Large swathes of protected forests will be opened up to logging by the new Tasmanian Liberal Government.
The Government will introduce legislation to Parliament next month to repeal the TasmanianForest Agreement and set aside 400,000 hectares of forest reserves for future harvesting.
But Cabinet has agreed to impose a six-year freeze on harvesting in a move designed to calm environmentalists.
Resources Minister Paul Harriss insisted the pre-election promise to rip up the forest peace deal would grow the industry.
Mr Harriss said he would start working with industry to create a new forest strategy based on science.
“This is an elegant solution to growing this important industry while importantly protecting our markets and continuing the achievement of FSC (Forest Stewardship Council) certification.”
Mr Harriss said none of the almost $400 million in government funding attached to the forest peace deal would have to be repaid.
“We have no control over what’s been spent. What we do have control over is what we’re doing into the future,” he said.
The Tasmanian Forest Agreement had protected half a million hectares of forest from logging in return formillions of dollars in assistance to the struggling timber industry.
More than 120,000 hectares was added to the World Heritage List last year, but the Federal Government is trying to reverse protection for 74,000 hectares.
The Tasmanian Government now wants to open up the remaining trees, some 400,000 hectares, to logging.
The Forest Industries Association fears the State Government is rushing its forest policy.
Chief executive Terry Edwards has not commented on the ramifications of the proposed changes, saying he needed to see more detail.
Tasmanian forestry peace deal
- The peace deal took four years to negotiate
- It allowed for about $400m in industry funding
- It protects 504,000ha of high-conservation value forests
- 123,650ha now permanently protected as World Heritage
- Remaining 380,000ha awaiting permanent protection
- The guaranteed sawlog quota was halved to 137,000 cubic metres
- Veneer producer Ta Ann Tasmania has had its peeler billets quota cut by 40 per cent
The association is one of the main industry signatories to the forest peace deal.
On Monday, Cabinet signed off on a plan to impose a six-year freeze while state-owned Forestry Tasmania attempts to secure FSC certification.
But it is a move that is expected to reignite Tasmania’s forest wars.
Australian Greens Leader Christine Milne says no-one will buy the wood harvested from areas that have been deemed to have high conservation value.

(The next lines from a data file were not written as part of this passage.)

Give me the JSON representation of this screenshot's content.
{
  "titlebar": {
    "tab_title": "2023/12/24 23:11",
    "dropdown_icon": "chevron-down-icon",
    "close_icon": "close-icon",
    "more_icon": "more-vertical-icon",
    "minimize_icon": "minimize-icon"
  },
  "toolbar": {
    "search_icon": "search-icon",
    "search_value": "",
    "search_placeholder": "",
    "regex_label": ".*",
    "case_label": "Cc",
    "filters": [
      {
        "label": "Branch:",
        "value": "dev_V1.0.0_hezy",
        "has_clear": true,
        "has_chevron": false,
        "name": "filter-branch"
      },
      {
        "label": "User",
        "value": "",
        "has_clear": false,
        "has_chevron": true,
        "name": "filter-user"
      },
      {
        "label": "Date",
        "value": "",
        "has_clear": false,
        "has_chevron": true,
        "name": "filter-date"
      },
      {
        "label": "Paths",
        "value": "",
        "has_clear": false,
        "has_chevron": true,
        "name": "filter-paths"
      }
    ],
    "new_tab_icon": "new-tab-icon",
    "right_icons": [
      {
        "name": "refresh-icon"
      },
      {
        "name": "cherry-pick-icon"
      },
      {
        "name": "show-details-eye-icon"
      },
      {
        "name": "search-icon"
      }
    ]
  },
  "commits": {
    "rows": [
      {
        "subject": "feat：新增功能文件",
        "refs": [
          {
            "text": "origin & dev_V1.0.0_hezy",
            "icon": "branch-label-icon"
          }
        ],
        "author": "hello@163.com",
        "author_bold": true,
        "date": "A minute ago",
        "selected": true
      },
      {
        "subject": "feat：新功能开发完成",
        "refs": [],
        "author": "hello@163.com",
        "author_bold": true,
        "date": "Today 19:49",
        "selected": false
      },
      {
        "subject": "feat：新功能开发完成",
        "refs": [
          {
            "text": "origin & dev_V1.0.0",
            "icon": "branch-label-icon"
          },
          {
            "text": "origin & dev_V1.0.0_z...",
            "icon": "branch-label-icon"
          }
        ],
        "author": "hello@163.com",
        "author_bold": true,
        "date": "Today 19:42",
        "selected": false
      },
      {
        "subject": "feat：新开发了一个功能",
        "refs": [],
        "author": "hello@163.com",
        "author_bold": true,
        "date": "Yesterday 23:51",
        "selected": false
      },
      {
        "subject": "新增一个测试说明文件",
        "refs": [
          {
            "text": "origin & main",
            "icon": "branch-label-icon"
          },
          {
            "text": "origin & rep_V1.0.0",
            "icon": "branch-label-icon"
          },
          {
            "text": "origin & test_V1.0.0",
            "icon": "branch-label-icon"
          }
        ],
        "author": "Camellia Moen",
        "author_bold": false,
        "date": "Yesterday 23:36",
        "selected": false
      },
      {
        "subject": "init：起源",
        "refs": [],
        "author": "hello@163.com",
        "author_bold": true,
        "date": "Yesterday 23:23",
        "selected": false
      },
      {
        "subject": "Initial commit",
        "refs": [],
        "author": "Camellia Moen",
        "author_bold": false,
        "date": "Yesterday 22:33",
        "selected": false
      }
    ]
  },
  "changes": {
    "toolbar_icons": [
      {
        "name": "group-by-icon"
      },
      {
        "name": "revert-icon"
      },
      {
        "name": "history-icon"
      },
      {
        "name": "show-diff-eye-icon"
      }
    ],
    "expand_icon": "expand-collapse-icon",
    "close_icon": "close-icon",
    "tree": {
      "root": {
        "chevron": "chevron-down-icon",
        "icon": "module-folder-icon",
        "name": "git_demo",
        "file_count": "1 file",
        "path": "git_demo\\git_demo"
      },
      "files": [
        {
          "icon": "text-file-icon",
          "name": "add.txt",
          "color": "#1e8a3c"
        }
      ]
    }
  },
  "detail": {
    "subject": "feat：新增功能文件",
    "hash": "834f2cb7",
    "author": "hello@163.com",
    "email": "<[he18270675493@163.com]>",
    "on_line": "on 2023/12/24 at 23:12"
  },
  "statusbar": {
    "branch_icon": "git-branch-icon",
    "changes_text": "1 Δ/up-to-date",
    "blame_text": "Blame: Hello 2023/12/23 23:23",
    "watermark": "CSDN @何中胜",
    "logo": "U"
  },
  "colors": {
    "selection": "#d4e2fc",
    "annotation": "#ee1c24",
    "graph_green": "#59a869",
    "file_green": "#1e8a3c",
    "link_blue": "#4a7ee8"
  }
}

“This is ideological; take forests out of protection, destroy the biodiversity, end any sense of peace in the forests, simply to deliver on a claim that they can cut it down and ship it away,” she said.
“They can’t, they’ve got no market.”

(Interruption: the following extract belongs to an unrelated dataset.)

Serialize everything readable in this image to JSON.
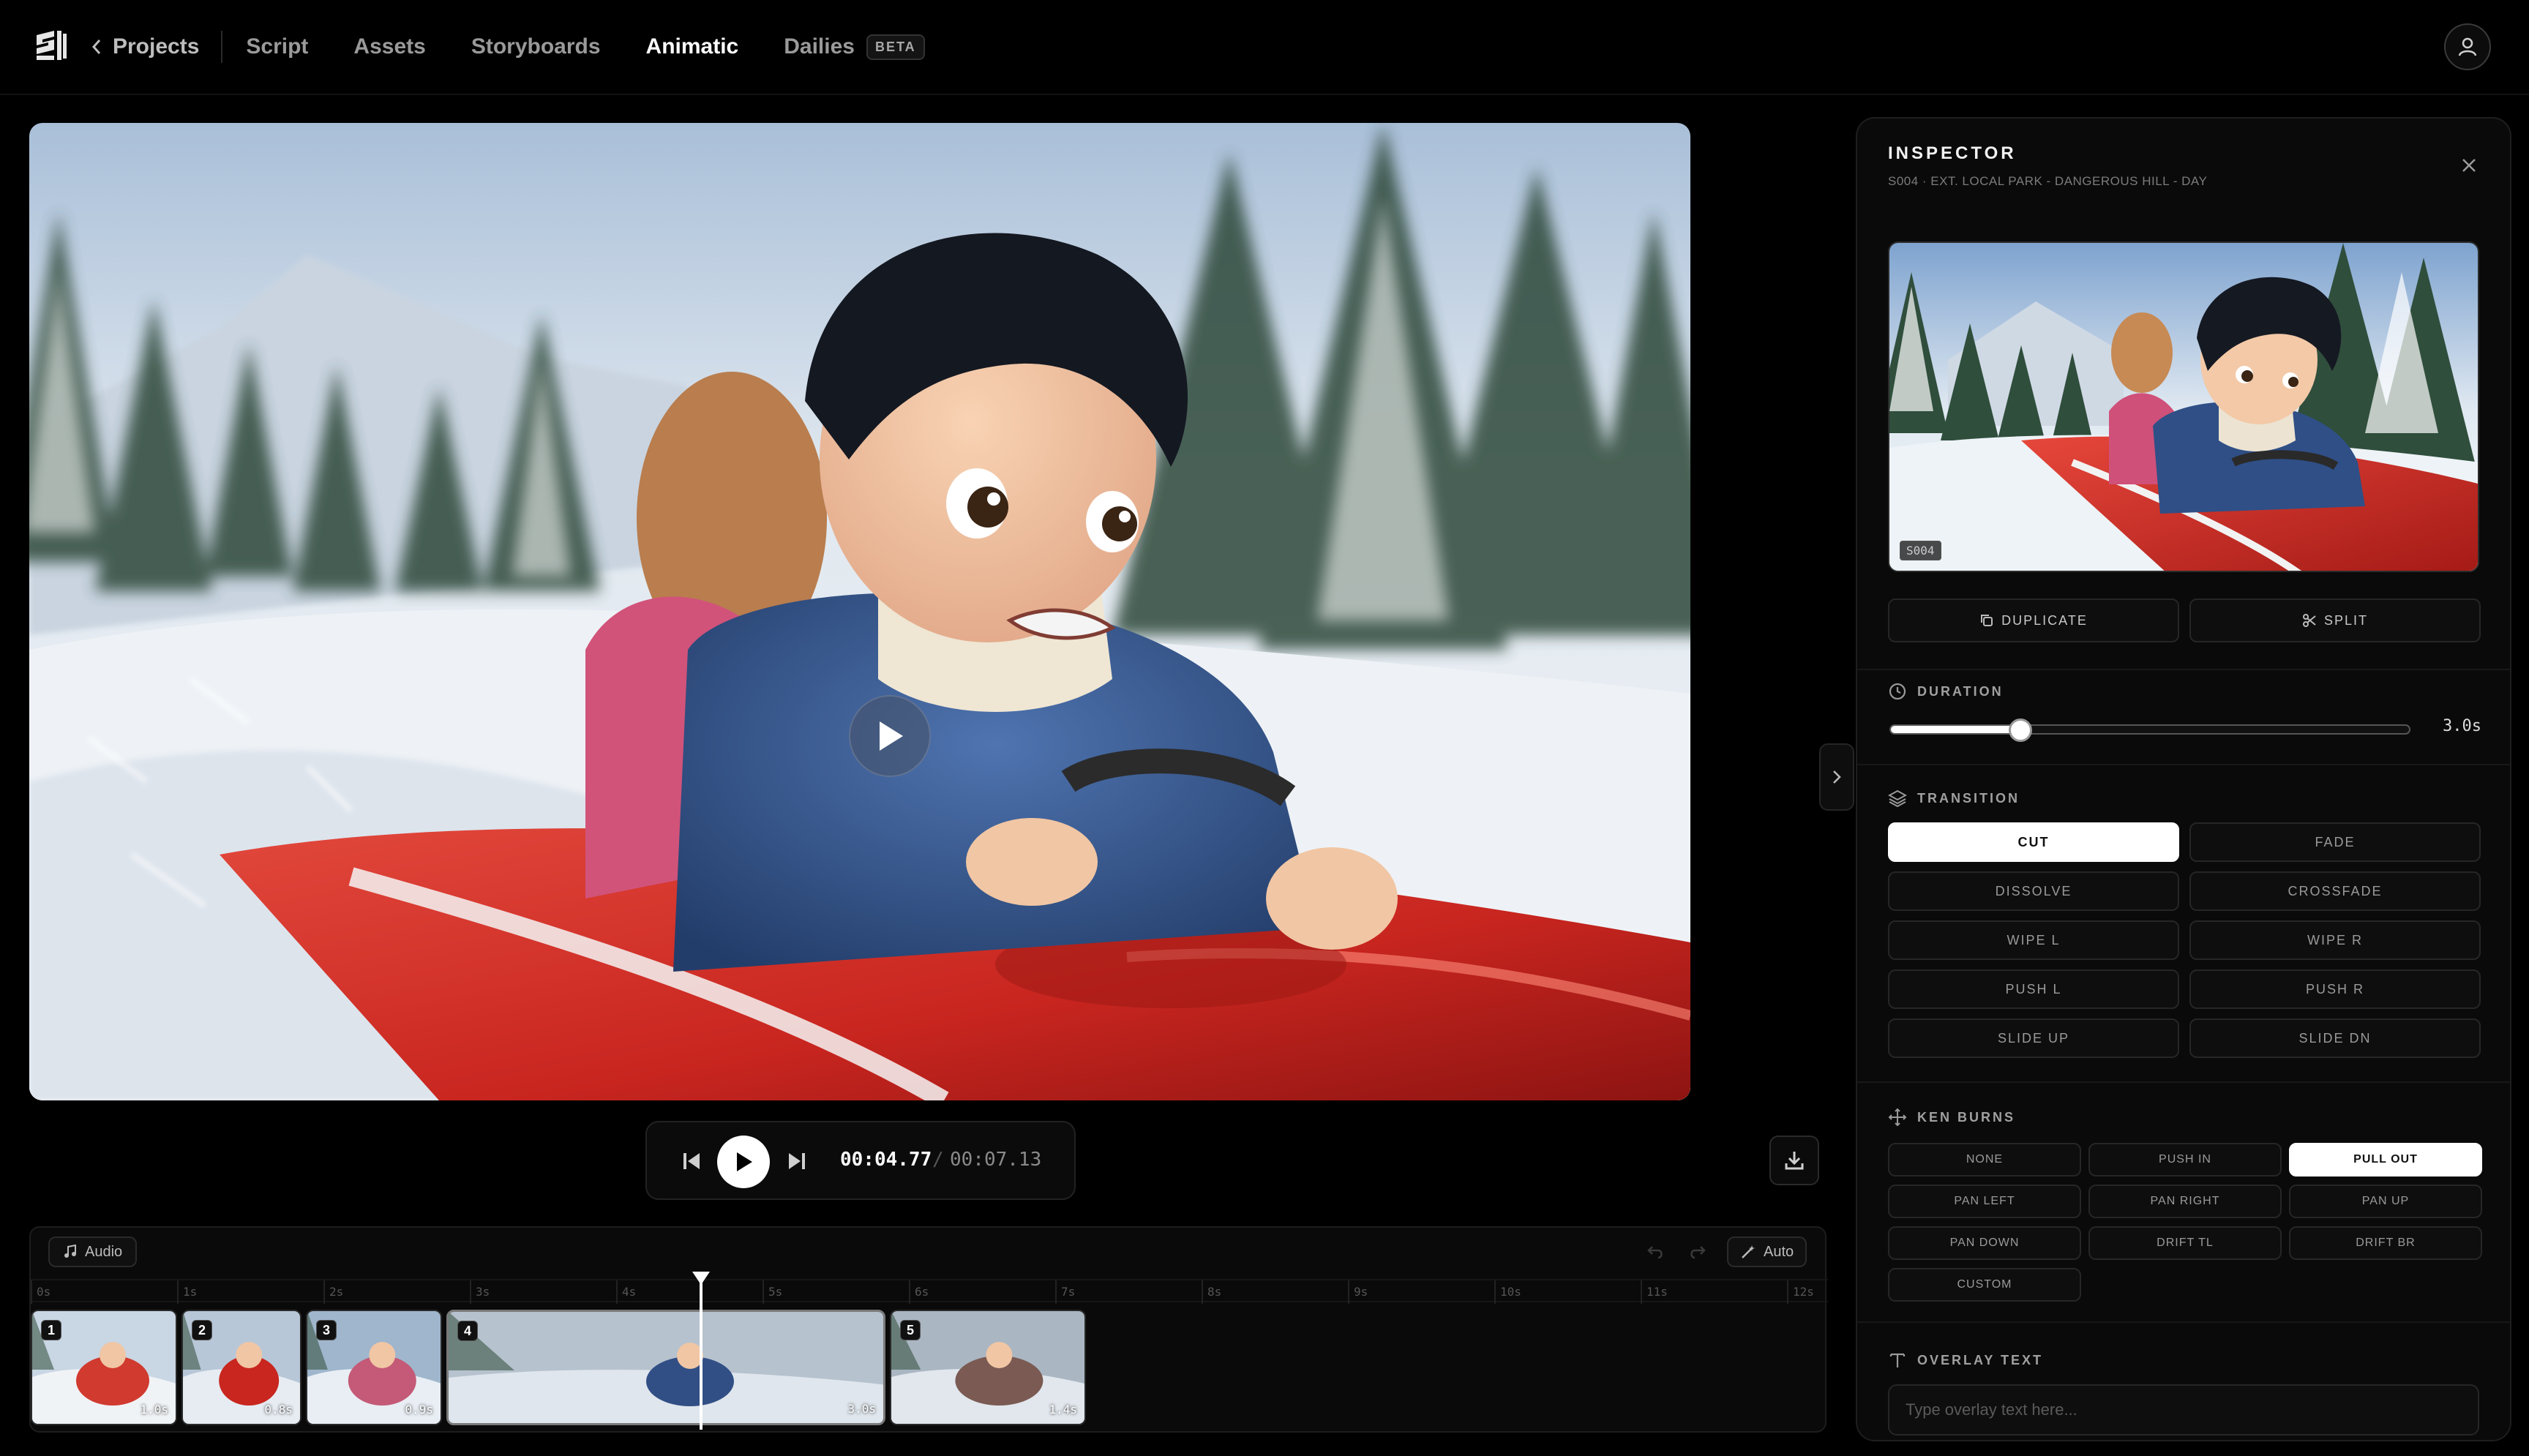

The Tasmanian Greens leader accused the State Government of making up policy on the run.
Kim Booth said it would cripple the forest industry by undermining its reputation in overseas markets.
“They never had a forest policy, they ran around and threw rocks for four years,” he said.
“They tried to tear up every good piece of work that environment groups were doing and calls by the industry to allow the industry to get on with its job.”